ACTIVITY | Determine how many lines in the entries below include "this". The reply should be that number and nothing else.

*** DATASET ***

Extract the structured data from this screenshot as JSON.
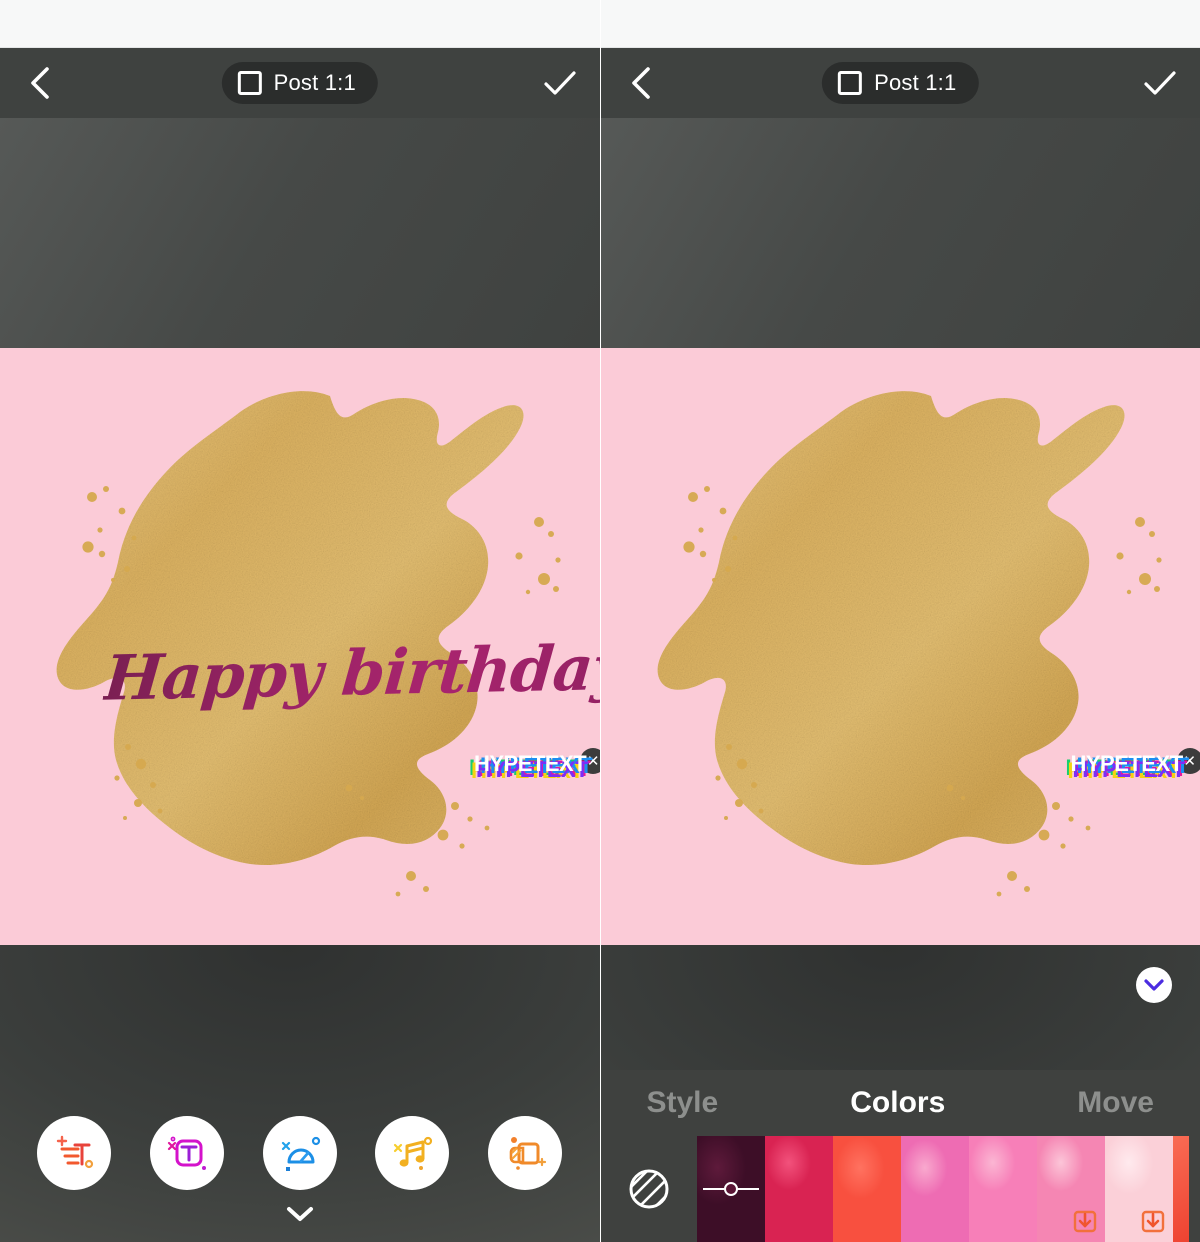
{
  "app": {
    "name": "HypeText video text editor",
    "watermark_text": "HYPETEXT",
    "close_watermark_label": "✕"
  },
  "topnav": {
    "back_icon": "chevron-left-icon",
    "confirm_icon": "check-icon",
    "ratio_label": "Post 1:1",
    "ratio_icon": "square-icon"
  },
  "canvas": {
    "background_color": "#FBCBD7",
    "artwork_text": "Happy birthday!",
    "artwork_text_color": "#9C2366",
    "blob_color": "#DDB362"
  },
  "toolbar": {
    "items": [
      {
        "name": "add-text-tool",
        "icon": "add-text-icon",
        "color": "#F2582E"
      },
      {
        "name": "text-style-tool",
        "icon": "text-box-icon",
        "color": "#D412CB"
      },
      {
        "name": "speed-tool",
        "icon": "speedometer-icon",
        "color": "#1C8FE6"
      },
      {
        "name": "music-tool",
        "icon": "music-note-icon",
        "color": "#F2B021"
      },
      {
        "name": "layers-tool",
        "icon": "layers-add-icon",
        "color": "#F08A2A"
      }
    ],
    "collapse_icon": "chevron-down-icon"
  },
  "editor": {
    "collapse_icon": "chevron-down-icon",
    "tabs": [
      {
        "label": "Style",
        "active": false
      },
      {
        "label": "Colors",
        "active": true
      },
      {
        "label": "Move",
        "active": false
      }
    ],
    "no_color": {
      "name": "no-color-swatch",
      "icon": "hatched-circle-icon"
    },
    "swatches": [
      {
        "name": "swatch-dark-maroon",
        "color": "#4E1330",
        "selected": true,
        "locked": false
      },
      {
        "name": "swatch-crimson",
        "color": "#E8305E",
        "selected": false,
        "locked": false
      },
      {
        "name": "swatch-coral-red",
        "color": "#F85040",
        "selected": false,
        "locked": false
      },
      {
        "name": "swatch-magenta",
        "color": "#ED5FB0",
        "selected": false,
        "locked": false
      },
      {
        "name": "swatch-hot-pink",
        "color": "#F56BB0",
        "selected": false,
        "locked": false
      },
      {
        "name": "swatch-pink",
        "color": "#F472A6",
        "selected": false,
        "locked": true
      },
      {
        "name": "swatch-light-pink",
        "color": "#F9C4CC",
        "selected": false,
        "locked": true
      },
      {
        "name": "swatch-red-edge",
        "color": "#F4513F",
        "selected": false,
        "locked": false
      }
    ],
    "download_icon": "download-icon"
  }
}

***
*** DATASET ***

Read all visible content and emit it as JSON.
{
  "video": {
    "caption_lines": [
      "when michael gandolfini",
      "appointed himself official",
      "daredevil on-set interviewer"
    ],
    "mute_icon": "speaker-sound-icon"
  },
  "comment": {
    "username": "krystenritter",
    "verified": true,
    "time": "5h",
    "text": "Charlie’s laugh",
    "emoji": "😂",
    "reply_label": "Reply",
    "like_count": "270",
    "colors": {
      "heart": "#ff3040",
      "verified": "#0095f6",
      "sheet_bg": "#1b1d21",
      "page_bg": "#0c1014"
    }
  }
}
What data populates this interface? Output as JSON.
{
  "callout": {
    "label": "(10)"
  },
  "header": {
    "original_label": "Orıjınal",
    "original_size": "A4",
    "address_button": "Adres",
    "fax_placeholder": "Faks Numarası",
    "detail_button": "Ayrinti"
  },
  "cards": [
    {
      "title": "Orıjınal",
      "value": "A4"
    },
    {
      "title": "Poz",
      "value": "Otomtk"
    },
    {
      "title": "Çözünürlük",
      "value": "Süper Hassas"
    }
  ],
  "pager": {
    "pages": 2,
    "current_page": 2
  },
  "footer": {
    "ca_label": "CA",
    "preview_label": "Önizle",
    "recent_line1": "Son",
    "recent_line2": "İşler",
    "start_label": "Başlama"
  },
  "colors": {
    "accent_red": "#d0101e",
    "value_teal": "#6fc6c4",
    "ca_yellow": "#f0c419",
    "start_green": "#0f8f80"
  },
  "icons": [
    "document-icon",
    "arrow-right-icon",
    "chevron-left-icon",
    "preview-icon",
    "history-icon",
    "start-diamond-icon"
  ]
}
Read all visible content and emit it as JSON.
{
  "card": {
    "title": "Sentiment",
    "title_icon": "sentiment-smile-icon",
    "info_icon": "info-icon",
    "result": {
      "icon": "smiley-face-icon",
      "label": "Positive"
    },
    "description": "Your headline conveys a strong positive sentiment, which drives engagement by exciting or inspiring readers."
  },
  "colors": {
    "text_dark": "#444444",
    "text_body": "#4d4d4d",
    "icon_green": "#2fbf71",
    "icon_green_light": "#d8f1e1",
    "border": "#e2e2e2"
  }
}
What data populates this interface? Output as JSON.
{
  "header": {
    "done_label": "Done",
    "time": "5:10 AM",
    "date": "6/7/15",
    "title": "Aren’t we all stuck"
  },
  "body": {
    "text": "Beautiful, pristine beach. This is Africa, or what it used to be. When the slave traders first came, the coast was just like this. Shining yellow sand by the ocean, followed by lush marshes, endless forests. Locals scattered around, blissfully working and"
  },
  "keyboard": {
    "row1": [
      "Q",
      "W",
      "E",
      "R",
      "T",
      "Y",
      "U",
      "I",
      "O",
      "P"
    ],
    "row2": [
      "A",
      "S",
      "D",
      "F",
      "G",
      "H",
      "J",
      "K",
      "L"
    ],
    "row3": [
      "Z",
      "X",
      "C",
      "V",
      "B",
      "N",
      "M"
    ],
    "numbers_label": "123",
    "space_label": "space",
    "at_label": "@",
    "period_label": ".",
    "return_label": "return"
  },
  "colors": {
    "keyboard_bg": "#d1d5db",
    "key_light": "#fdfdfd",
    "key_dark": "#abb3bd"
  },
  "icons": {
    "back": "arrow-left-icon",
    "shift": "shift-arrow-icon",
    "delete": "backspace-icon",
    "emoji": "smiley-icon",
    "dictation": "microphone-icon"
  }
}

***
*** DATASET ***

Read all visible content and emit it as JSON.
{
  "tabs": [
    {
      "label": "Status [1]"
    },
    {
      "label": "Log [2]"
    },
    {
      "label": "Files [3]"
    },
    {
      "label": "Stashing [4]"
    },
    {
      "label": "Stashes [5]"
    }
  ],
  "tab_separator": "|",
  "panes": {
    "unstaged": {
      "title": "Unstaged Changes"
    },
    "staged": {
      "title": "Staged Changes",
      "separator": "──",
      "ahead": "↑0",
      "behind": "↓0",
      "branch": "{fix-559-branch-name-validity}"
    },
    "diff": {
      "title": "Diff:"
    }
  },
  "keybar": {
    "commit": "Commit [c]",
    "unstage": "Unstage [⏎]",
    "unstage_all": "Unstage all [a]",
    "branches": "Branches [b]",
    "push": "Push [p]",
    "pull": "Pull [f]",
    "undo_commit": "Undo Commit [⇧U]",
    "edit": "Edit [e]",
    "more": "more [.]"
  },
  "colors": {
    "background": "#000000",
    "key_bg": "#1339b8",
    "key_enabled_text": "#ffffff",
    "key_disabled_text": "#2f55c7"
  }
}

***

PROBLEM SOLUTION | 4